### YOUR OBJECTIVE
Count the lines in the entries that contain the string "JSON". State nothing but the number.

---- THE DATA

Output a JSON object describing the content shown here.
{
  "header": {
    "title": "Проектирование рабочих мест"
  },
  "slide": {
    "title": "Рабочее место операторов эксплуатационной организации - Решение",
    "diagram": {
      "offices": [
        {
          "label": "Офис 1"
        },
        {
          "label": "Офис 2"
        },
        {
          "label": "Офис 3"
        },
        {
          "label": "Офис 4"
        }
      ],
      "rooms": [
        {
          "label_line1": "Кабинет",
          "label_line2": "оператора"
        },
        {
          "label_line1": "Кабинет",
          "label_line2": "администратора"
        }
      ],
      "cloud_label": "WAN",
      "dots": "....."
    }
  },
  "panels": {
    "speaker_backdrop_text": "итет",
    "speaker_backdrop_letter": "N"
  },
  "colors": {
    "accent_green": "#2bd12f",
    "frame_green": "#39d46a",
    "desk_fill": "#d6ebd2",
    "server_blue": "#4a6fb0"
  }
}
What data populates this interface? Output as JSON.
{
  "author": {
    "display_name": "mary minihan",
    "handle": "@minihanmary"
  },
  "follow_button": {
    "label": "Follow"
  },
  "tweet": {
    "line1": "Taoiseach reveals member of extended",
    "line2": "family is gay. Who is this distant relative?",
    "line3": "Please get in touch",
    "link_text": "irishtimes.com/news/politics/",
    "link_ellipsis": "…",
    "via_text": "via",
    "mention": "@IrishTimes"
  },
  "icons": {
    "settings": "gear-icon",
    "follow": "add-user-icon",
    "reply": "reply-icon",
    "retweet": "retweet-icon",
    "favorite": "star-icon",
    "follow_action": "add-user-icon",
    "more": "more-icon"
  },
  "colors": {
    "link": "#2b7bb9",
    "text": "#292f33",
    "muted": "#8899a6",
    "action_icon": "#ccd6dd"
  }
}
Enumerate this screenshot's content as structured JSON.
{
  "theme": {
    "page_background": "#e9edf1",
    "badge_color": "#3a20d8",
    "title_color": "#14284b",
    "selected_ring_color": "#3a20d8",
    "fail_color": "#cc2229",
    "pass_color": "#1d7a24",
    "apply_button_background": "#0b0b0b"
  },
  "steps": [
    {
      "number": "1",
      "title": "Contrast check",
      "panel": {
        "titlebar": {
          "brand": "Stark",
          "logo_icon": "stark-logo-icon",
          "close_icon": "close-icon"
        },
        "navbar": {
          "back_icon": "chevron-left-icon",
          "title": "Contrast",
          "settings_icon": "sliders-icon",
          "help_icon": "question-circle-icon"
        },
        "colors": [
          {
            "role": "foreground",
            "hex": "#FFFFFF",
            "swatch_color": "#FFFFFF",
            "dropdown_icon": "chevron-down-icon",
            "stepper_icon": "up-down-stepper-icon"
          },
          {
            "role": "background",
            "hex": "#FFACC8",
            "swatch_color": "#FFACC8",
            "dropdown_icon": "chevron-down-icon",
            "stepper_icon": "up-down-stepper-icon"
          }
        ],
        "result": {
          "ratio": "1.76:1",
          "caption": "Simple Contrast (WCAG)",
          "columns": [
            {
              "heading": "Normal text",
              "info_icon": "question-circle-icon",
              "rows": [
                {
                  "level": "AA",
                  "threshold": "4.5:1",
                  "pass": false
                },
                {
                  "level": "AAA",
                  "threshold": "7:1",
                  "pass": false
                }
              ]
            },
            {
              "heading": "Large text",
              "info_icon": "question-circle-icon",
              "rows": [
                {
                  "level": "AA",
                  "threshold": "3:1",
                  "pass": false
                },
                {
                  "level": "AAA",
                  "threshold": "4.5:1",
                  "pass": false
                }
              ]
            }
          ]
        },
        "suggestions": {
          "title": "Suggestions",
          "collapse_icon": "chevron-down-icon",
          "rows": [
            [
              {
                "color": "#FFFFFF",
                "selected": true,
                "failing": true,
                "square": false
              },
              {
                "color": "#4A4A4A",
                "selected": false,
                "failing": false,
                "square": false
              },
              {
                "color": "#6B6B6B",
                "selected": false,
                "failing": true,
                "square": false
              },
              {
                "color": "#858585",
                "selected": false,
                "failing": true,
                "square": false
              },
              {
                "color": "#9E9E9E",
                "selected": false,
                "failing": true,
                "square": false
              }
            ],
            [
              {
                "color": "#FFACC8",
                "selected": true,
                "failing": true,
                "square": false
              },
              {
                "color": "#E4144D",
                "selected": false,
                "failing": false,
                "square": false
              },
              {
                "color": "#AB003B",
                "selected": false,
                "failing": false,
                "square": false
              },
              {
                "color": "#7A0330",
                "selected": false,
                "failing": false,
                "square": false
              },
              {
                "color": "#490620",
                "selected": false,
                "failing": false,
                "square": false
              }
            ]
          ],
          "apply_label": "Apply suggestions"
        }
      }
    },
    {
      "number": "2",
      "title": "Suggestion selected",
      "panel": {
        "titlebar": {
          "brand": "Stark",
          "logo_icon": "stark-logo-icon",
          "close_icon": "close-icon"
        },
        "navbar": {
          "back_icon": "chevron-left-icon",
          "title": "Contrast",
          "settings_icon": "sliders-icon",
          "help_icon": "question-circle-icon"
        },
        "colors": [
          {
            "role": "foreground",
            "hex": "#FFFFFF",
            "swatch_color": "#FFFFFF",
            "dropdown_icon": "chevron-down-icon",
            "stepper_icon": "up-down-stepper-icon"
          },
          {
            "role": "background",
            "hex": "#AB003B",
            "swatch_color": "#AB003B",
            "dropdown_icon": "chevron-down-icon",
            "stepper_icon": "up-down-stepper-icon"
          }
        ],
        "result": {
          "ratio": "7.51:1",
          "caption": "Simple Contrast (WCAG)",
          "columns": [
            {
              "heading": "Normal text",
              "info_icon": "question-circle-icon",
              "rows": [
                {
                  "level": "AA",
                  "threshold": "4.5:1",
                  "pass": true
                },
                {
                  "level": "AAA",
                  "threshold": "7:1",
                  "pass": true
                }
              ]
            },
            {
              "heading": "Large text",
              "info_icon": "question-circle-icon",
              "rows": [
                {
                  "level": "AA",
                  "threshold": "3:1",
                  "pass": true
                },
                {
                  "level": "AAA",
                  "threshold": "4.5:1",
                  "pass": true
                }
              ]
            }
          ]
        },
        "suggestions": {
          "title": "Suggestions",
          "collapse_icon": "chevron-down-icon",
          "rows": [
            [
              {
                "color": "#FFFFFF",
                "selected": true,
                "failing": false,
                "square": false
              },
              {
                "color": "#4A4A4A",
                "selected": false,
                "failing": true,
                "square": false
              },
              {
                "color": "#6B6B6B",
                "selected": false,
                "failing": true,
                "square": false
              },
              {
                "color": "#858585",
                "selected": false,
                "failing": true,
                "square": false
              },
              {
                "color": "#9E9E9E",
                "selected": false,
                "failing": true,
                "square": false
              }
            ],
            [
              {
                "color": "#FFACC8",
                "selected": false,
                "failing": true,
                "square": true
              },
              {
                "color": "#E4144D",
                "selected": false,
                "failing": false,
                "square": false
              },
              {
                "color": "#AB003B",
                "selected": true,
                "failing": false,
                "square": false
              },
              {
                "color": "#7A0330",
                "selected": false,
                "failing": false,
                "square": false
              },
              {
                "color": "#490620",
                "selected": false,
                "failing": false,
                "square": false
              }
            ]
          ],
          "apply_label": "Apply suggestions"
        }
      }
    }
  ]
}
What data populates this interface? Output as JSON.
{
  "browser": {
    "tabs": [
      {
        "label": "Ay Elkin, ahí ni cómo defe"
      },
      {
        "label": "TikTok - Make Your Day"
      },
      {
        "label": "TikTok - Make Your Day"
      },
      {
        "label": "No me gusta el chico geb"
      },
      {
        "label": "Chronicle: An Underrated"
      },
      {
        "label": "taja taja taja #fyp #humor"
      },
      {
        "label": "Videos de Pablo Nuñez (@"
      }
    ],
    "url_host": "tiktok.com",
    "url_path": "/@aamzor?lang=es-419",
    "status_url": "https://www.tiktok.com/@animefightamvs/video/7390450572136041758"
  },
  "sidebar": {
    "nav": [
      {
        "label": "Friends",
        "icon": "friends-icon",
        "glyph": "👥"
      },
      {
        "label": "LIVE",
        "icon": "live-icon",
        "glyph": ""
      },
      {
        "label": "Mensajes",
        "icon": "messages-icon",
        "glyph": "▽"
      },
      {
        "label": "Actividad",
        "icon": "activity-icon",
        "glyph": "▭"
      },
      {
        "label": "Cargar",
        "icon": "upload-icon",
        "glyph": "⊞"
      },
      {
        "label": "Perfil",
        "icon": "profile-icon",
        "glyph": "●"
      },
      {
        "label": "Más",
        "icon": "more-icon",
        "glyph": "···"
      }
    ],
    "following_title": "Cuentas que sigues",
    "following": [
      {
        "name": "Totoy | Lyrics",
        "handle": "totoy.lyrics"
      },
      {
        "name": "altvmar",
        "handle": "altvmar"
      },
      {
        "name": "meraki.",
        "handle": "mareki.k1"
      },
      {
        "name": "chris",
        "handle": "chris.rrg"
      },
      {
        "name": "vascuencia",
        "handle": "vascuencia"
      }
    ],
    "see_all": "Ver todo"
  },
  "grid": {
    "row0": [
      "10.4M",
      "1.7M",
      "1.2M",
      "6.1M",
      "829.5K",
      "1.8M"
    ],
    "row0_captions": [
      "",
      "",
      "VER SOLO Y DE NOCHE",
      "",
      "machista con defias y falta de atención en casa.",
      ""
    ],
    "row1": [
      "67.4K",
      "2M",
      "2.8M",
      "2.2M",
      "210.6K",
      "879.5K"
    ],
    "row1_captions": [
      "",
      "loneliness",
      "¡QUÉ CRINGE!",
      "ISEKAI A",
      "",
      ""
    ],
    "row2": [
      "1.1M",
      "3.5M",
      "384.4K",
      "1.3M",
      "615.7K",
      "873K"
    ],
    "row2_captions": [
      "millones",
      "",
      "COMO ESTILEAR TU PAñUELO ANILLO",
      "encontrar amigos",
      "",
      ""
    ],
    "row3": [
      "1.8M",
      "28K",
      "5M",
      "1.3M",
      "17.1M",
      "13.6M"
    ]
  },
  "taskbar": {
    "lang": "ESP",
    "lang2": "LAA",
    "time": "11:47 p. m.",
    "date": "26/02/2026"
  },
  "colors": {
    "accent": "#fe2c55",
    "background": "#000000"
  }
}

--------

### SOLVED PROBLEM
4